• [ABOUT THIS TASK]: Reproduce all the entries exactly and keep the pictures out.

START SOURCE RECORDS

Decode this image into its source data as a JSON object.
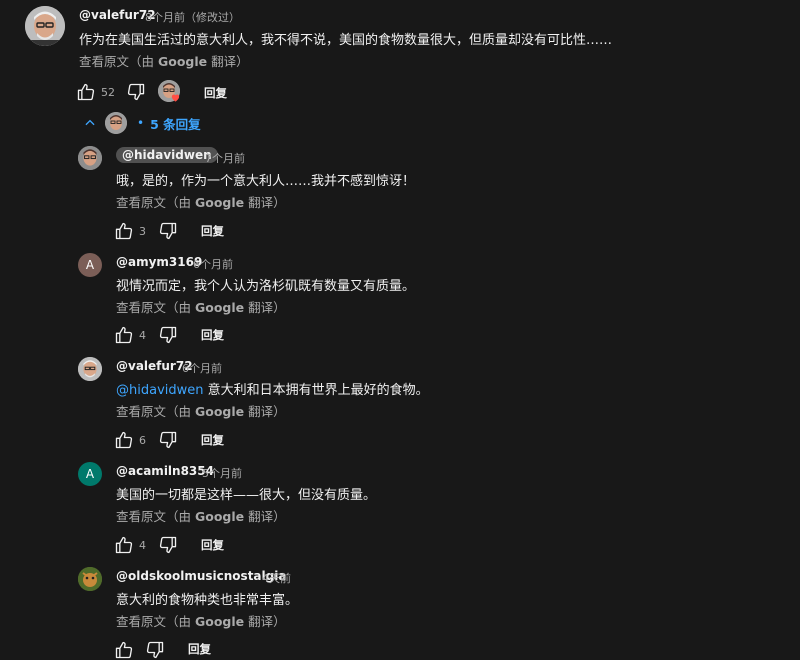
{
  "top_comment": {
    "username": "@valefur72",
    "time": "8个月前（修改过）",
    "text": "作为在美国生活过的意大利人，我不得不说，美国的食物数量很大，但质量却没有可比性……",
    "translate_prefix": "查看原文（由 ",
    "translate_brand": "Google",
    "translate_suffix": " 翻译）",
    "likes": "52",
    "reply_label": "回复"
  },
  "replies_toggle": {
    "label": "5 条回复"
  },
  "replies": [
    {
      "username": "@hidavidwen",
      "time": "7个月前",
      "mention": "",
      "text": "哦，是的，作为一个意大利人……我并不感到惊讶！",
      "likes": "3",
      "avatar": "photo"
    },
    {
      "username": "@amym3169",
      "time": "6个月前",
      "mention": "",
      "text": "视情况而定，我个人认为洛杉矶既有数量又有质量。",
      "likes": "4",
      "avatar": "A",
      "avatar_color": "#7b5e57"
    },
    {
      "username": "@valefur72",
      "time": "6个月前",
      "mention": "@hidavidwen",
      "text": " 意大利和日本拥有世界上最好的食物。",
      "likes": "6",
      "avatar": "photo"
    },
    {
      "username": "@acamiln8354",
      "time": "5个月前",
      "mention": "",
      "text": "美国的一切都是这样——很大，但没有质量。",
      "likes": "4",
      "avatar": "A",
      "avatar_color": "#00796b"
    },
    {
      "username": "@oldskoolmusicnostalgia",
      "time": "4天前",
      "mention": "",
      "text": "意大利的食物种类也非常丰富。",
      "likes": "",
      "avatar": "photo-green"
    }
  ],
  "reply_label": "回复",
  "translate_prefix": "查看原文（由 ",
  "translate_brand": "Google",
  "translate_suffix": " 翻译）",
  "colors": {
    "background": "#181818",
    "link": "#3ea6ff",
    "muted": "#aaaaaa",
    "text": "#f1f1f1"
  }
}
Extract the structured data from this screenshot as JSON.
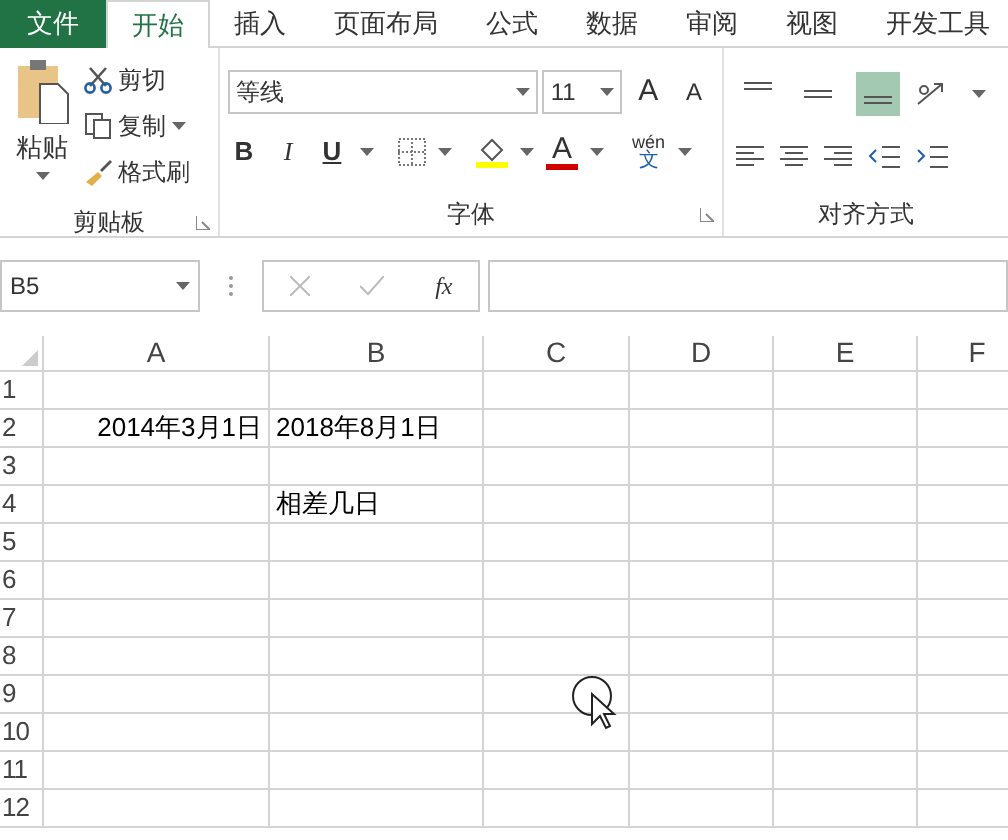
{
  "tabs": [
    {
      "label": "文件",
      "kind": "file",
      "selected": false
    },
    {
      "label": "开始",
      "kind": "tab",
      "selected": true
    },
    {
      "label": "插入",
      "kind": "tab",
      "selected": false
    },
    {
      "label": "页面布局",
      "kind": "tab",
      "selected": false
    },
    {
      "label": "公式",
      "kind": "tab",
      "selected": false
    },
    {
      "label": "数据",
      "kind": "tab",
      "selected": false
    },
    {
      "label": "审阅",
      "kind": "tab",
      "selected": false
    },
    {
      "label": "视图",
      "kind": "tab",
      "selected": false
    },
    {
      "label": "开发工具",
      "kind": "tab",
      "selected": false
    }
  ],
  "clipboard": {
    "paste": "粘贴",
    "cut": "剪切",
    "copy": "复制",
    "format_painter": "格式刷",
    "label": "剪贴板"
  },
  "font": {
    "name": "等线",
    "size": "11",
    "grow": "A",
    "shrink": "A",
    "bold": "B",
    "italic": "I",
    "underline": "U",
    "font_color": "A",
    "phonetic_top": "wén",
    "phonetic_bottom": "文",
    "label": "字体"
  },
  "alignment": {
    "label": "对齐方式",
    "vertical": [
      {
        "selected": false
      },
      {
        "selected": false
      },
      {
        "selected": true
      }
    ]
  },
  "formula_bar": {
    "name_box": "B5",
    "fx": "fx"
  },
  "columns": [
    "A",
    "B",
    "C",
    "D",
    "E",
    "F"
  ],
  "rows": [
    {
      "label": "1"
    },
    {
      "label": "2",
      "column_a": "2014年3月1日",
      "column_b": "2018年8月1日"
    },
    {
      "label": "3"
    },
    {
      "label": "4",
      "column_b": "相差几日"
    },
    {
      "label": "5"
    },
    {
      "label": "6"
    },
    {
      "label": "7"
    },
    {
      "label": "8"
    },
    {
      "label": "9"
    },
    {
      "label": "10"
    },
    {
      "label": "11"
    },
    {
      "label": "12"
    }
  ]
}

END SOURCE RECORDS

• [COMPLETED TASK]:
Decode this image into its source data as a JSON object.
{
  "top_comment": {
    "username": "@valefur72",
    "time": "8个月前（修改过）",
    "text": "作为在美国生活过的意大利人，我不得不说，美国的食物数量很大，但质量却没有可比性……",
    "translate_prefix": "查看原文（由 ",
    "translate_brand": "Google",
    "translate_suffix": " 翻译）",
    "likes": "52",
    "reply_label": "回复"
  },
  "replies_toggle": {
    "label": "5 条回复"
  },
  "replies": [
    {
      "username": "@hidavidwen",
      "time": "7个月前",
      "mention": "",
      "text": "哦，是的，作为一个意大利人……我并不感到惊讶！",
      "likes": "3",
      "avatar": "photo"
    },
    {
      "username": "@amym3169",
      "time": "6个月前",
      "mention": "",
      "text": "视情况而定，我个人认为洛杉矶既有数量又有质量。",
      "likes": "4",
      "avatar": "A",
      "avatar_color": "#7b5e57"
    },
    {
      "username": "@valefur72",
      "time": "6个月前",
      "mention": "@hidavidwen",
      "text": " 意大利和日本拥有世界上最好的食物。",
      "likes": "6",
      "avatar": "photo"
    },
    {
      "username": "@acamiln8354",
      "time": "5个月前",
      "mention": "",
      "text": "美国的一切都是这样——很大，但没有质量。",
      "likes": "4",
      "avatar": "A",
      "avatar_color": "#00796b"
    },
    {
      "username": "@oldskoolmusicnostalgia",
      "time": "4天前",
      "mention": "",
      "text": "意大利的食物种类也非常丰富。",
      "likes": "",
      "avatar": "photo-green"
    }
  ],
  "reply_label": "回复",
  "translate_prefix": "查看原文（由 ",
  "translate_brand": "Google",
  "translate_suffix": " 翻译）",
  "colors": {
    "background": "#181818",
    "link": "#3ea6ff",
    "muted": "#aaaaaa",
    "text": "#f1f1f1"
  }
}
Extract the structured data from this screenshot as JSON.
{
  "tabs": [
    {
      "label": "文件",
      "kind": "file",
      "selected": false
    },
    {
      "label": "开始",
      "kind": "tab",
      "selected": true
    },
    {
      "label": "插入",
      "kind": "tab",
      "selected": false
    },
    {
      "label": "页面布局",
      "kind": "tab",
      "selected": false
    },
    {
      "label": "公式",
      "kind": "tab",
      "selected": false
    },
    {
      "label": "数据",
      "kind": "tab",
      "selected": false
    },
    {
      "label": "审阅",
      "kind": "tab",
      "selected": false
    },
    {
      "label": "视图",
      "kind": "tab",
      "selected": false
    },
    {
      "label": "开发工具",
      "kind": "tab",
      "selected": false
    }
  ],
  "clipboard": {
    "paste": "粘贴",
    "cut": "剪切",
    "copy": "复制",
    "format_painter": "格式刷",
    "label": "剪贴板"
  },
  "font": {
    "name": "等线",
    "size": "11",
    "grow": "A",
    "shrink": "A",
    "bold": "B",
    "italic": "I",
    "underline": "U",
    "font_color": "A",
    "phonetic_top": "wén",
    "phonetic_bottom": "文",
    "label": "字体"
  },
  "alignment": {
    "label": "对齐方式",
    "vertical": [
      {
        "selected": false
      },
      {
        "selected": false
      },
      {
        "selected": true
      }
    ]
  },
  "formula_bar": {
    "name_box": "B5",
    "fx": "fx"
  },
  "columns": [
    "A",
    "B",
    "C",
    "D",
    "E",
    "F"
  ],
  "rows": [
    {
      "label": "1"
    },
    {
      "label": "2",
      "column_a": "2014年3月1日",
      "column_b": "2018年8月1日"
    },
    {
      "label": "3"
    },
    {
      "label": "4",
      "column_b": "相差几日"
    },
    {
      "label": "5"
    },
    {
      "label": "6"
    },
    {
      "label": "7"
    },
    {
      "label": "8"
    },
    {
      "label": "9"
    },
    {
      "label": "10"
    },
    {
      "label": "11"
    },
    {
      "label": "12"
    }
  ]
}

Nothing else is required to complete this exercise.